Basic Plot Summary: A prince wants to marry a genuine princess, but has difficulty finding one whom he finds suitable. One stormy night, a girl claiming to be a princess shows up at the castle, dripping wet and seeking shelter. The queen doubts she is actually a princess and tests her by placing a single pea under 20 mattresses and feather beds. The next morning, the princess is bruised and tired, after a sleepless night, proving her sensitivity, which confirms her royal pedigree. The prince and princess are married and the pea is displayed in a museum.
Hans Christian Andersen included this story in his first collection of fairy tales, published in 1835, stating that he had heard the story told as a folk tale when he was a child. He was very proud of this first volume of stories and disappointed by the poor critical reception. He felt that it was his fairy tales that would make his name and, of course, he was ultimately correct. Some feel that this story represented the author’s own feelings of being seen as unworthy by Danish society and in constant need of proving himself. The story has been adapted for opera, television and film and a very successful Broadway musical comedy, Once Upon a Mattress, which featured Carol Burnett. I’ve always liked this story, although I am pretty sure I couldn’t possibly sleep on 20 mattresses (for fear of falling off). Does this make me a princess? I’m pretty sure it does.
The Princess and the Pea – Using oil paints, printed paper and palette paper, author/illustrator Rachel Isadora sets this story in Africa, with a prince who travels the world to find his princess. He meets girls from three different regions of Africa (Ethiopia, Somalia and Kenya) and they all say hello in different languages. When he returns home, a princess shows up at his house and the story follows the original from there, ending with the pea going to the museum. I love the artwork and the bold colors and patterns. A note in the back of the book translates the three different versions of ‘hello.’ I liked this one a lot. (G.P. Putnam’s Sons, 2007)
The Princess and the Pea in Miniature – Author/illustrator Lauren Child never liked the fact that the princess complained to her hostess about the pea under the mattresses, so the princess here keeps her poor sleep to herself and only gives her discomfort away when grimacing while bending to pick up a teacup. The story text here is fun and conversational, with text that changes sizes and fonts to emphasize certain words. The artwork is extraordinary. Ms. Child crafted miniature scenes from paper, dollhouse furniture and other homemade items and acclaimed photographer Polly Borland captured the images for the book. It’s a delightful and visually appealing version of the story. (Hyperion Books for Children, 2006)
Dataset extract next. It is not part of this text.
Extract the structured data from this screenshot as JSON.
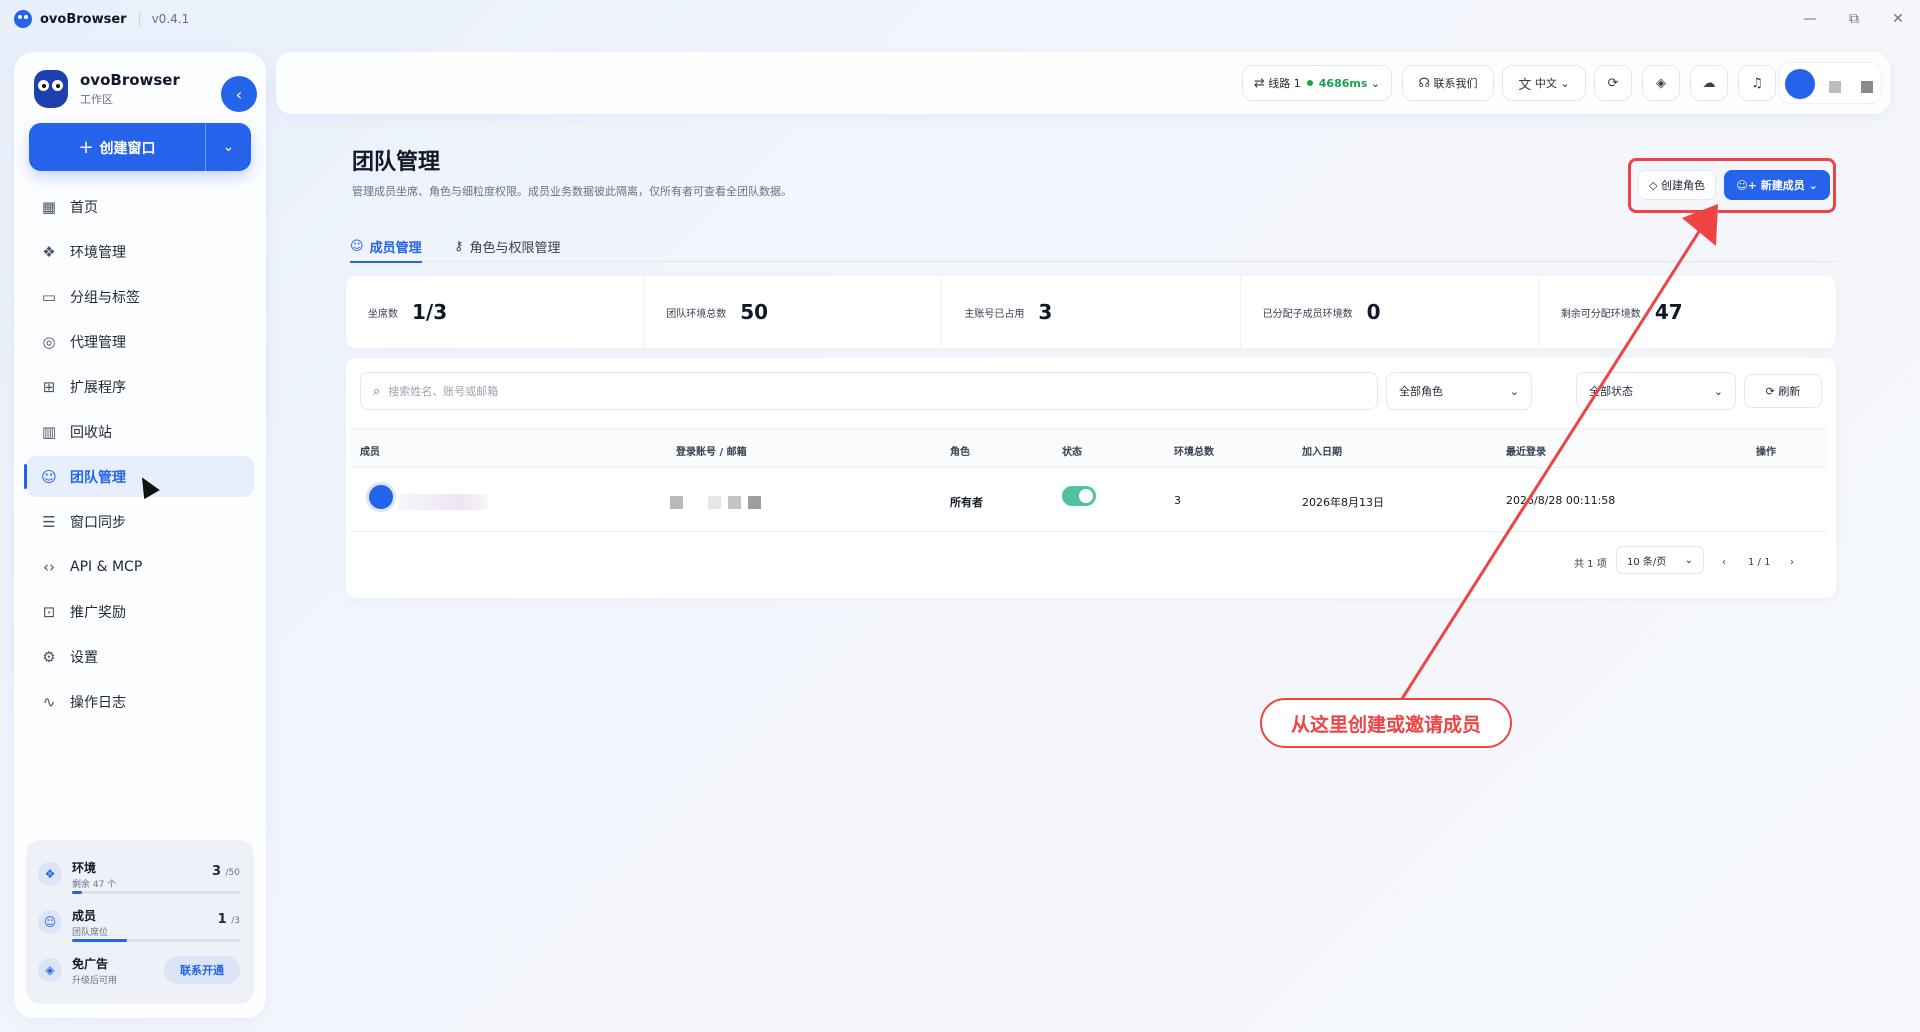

Once Upon a Princess and a Pea – In a very character-based update to the story, author Ann Campbell gives both the prince and princess more investment and control over their lives and their choices. They meet on the road when the princess is fleeing from an intended arranged marriage and the prince is interviewing (and rejecting) princesses, per his parents’ instructions. Illustrator Kathy Osborn Young makes her picture book debut here, after making a name for herself as a frequent cover artist for New Yorker magazine. Her illustrations here are colorful, but a little on the surreal side. I really liked this take on the traditional story. (Stewart, Tabori & Chang, 1993)
The Penguin and the Pea – This version sticks pretty closely to the original, other than the fact that the characters are all penguins. Author/illustrator Janet Perlman has rewritten a few different fairy tales with penguin characters, as well. There were really no other changes to the story to accommodate the inclusion of penguins, which makes me think Ms. Perlman just really enjoyed drawing anthropomorphic penguins. The artwork began as ink drawings on paper that were then digitally colored. Overall, I enjoyed it but wish there had been other elements of the story that fit the penguin motif. (Kids Can Press, 2004)
And what did we learn? What I take away from The Princess and the Pea is that it’s never a good idea to judge people by their appearance, as they are always more than what they seem.